__Task__
Line by line, print the records exactly.

__Provided records__
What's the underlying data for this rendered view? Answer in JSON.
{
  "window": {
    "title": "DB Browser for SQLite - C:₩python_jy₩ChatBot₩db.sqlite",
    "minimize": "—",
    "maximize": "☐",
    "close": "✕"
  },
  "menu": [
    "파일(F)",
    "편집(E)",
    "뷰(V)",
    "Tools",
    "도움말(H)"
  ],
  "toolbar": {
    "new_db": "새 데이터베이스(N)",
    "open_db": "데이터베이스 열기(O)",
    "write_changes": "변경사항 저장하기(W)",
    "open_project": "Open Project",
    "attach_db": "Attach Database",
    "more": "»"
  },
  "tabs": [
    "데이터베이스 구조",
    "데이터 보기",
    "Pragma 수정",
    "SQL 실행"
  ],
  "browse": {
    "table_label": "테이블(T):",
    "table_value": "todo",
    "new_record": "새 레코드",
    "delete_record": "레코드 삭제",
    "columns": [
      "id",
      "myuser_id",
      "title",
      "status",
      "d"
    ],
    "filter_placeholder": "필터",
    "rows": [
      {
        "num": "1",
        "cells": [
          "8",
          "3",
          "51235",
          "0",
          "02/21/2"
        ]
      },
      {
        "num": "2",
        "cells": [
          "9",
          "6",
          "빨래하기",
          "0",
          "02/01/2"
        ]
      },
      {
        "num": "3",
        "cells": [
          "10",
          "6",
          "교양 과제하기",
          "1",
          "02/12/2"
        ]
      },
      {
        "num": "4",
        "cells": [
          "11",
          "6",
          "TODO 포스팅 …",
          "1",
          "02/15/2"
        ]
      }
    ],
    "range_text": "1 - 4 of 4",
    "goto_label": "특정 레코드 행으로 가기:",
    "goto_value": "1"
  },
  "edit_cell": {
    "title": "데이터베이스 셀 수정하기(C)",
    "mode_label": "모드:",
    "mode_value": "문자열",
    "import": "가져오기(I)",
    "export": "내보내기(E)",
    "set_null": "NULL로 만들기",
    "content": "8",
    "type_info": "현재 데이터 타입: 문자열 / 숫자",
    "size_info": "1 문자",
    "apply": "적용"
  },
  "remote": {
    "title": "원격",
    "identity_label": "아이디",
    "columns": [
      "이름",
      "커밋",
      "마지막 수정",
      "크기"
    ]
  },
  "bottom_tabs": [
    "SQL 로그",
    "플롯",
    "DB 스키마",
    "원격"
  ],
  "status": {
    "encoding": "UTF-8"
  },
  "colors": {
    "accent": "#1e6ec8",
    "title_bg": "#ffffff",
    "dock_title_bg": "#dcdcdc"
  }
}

__Response__
What's the underlying data for this rendered view? Answer in JSON.
{
  "window": {
    "title": "DB Browser for SQLite - C:₩python_jy₩ChatBot₩db.sqlite",
    "minimize": "—",
    "maximize": "☐",
    "close": "✕"
  },
  "menu": [
    "파일(F)",
    "편집(E)",
    "뷰(V)",
    "Tools",
    "도움말(H)"
  ],
  "toolbar": {
    "new_db": "새 데이터베이스(N)",
    "open_db": "데이터베이스 열기(O)",
    "write_changes": "변경사항 저장하기(W)",
    "open_project": "Open Project",
    "attach_db": "Attach Database",
    "more": "»"
  },
  "tabs": [
    "데이터베이스 구조",
    "데이터 보기",
    "Pragma 수정",
    "SQL 실행"
  ],
  "browse": {
    "table_label": "테이블(T):",
    "table_value": "todo",
    "new_record": "새 레코드",
    "delete_record": "레코드 삭제",
    "columns": [
      "id",
      "myuser_id",
      "title",
      "status",
      "d"
    ],
    "filter_placeholder": "필터",
    "rows": [
      {
        "num": "1",
        "cells": [
          "8",
          "3",
          "51235",
          "0",
          "02/21/2"
        ]
      },
      {
        "num": "2",
        "cells": [
          "9",
          "6",
          "빨래하기",
          "0",
          "02/01/2"
        ]
      },
      {
        "num": "3",
        "cells": [
          "10",
          "6",
          "교양 과제하기",
          "1",
          "02/12/2"
        ]
      },
      {
        "num": "4",
        "cells": [
          "11",
          "6",
          "TODO 포스팅 …",
          "1",
          "02/15/2"
        ]
      }
    ],
    "range_text": "1 - 4 of 4",
    "goto_label": "특정 레코드 행으로 가기:",
    "goto_value": "1"
  },
  "edit_cell": {
    "title": "데이터베이스 셀 수정하기(C)",
    "mode_label": "모드:",
    "mode_value": "문자열",
    "import": "가져오기(I)",
    "export": "내보내기(E)",
    "set_null": "NULL로 만들기",
    "content": "8",
    "type_info": "현재 데이터 타입: 문자열 / 숫자",
    "size_info": "1 문자",
    "apply": "적용"
  },
  "remote": {
    "title": "원격",
    "identity_label": "아이디",
    "columns": [
      "이름",
      "커밋",
      "마지막 수정",
      "크기"
    ]
  },
  "bottom_tabs": [
    "SQL 로그",
    "플롯",
    "DB 스키마",
    "원격"
  ],
  "status": {
    "encoding": "UTF-8"
  },
  "colors": {
    "accent": "#1e6ec8",
    "title_bg": "#ffffff",
    "dock_title_bg": "#dcdcdc"
  }
}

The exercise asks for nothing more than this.